"You walked in, laughing, tears welling confused, mingling in your throat.
How can you be so many women to so many people, oh you strange girl?"
How to forget this haunting image? It was on a rainy Monday last October. Dozens of thousands of Polish women, many dressed in black and brandishing dark umbrellas, took the streets of Poland’s major cities to protest a ferocious law criminalizing abortion and, ultimately, to defend their essential right to have control over their bodies.
Inspired by such an unprecedented women’s march, Seven Sisters brings together the work of six international female artists whose practices of installation, sculpture, photography, film and performance evoke and deconstruct—with distance, humor and a recurring sense of poetry—the omnipresence of the feminine body in the public realm, and the mystified notion of interior and intimate space.
The sculptural practice of Liz Craft humorously takes apart logic and replaces it with her own visual narrative, subverting the dead-ends of Californian subcultures, blurring the boundaries between high and low, 2D and 3D, masculine and feminine. Her surrealist sculptures playfully confront the everyday with fantasy, conveying a particular attention to the grotesque, entropy, and formal constructions. This approach is expressed here in a set of speech bubbles and a ceramic table decorated with a sensual pair of lips acting as a coin dish. In a comparable way, the crude eroticism behind Nevine Mahmoud’s carved-stone sculptures of a blossoming lily, an open peach and a pair of lips evoke the representations and materials developed by artists such as Eva Hesse or Alina Szapocznikow. Witty and straight-forward, yet poetic and sensual, her “feminine-meets-rock” forms in alabaster, marble and calcite challenge the practice of carving—traditionally reserved to men—with a contemporary approach entirely rid of complexes and inhibitions.
Scenes of modern life, anxious characters, and emotional situations featured in Mélanie Matranga’s films, sculptures and installations create staged environments that are activated by visitors and communicate the emotional value of their production. Her latest film YOU (2016) is an erotic feature in which the artist, influenced by the French New Wave and filmmakers such as Eric Rohmer or Jean Eustache, defines love as a system of communication, suggesting possible ways of reinvesting in authenticity by laying bare our economies, object relations and emotions. Similarly, in her choreographic work, Dragana Bulut is interested in relationships of power, and in creating tension within the performance space in relation to bodies, timing and expression. Her piece 30 Ways is performed as an “item” at the gallery on the opening night, and part of a larger performance, Pass It On, presented the next day at KEM—a performance space located in the Praga district of Warsaw, run by choreographer Alex Baczyński-Jenkins. The latter is conceived as an auction dealing with the question of authorship, the relation between the material and the immaterial, and the value of an artistic object. Ketuta Alexi-Meskhishvili’s approach to photography puts in perspective its superficial, two-dimensional distinctiveness with its three-dimensional, sculptural potential. Here, she has conceived a “room of one’s own,” delimited by floating cotton curtains on which she has printed abstract patterns. Inside this room, three photographs taken as analog selfies and representing parts of her face and body are disposed to reveal her diaristic practice, playing around the seen and the hidden.

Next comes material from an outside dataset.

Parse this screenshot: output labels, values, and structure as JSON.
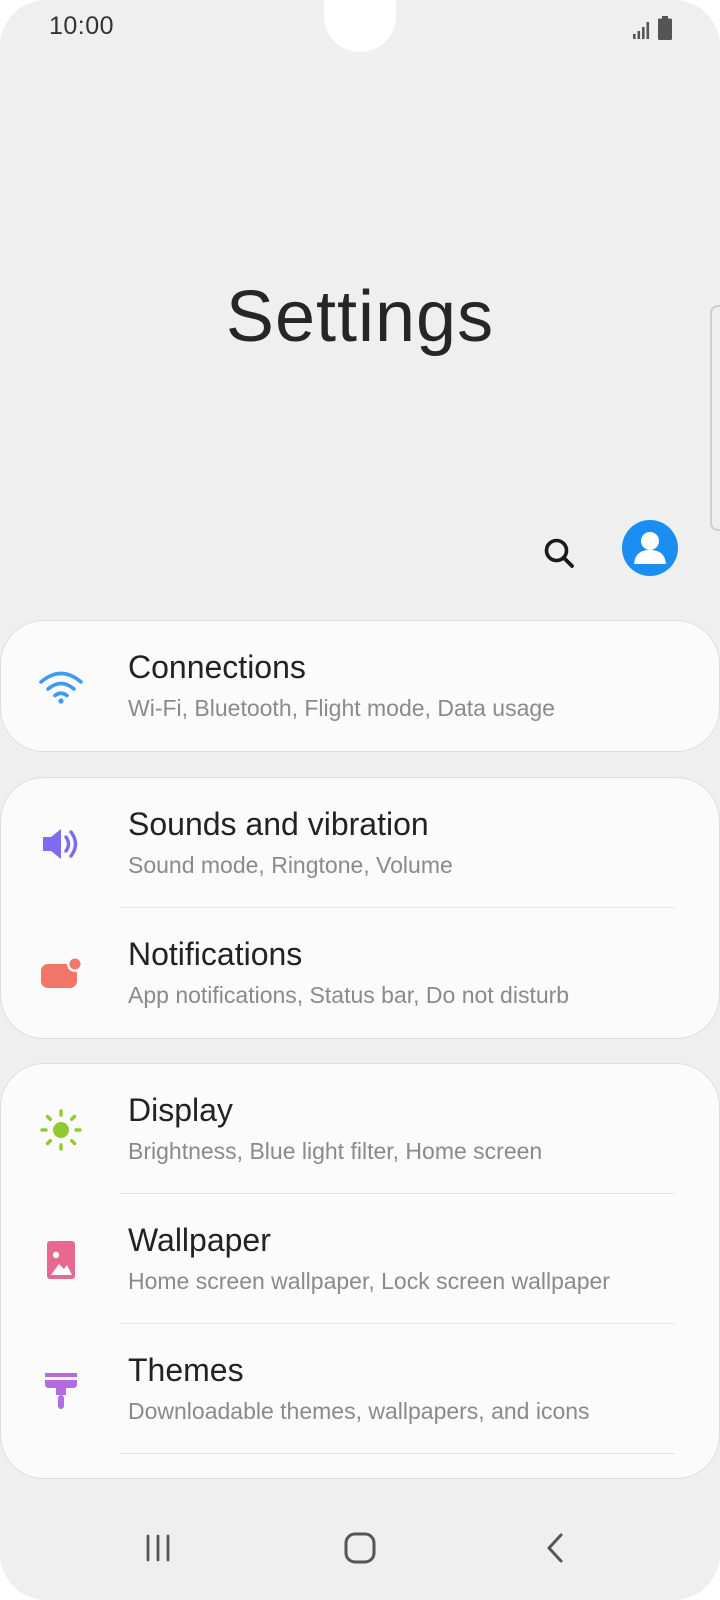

Lastly, Barbara Leoniak’s elaborated sculptural compositions, such as Moebius strips or human heads, recall a ritual of mummification. Throughout this creative process, her sculptures, like skeletons of artistic expression, come to life. For Seven Sisters, the artist has produced a series of three double-headed busts of idealized women, assembled with wood and papier collé and evoking an undeniable, feminist surrealism, whose history and visual legacy are crucial to this exhibition.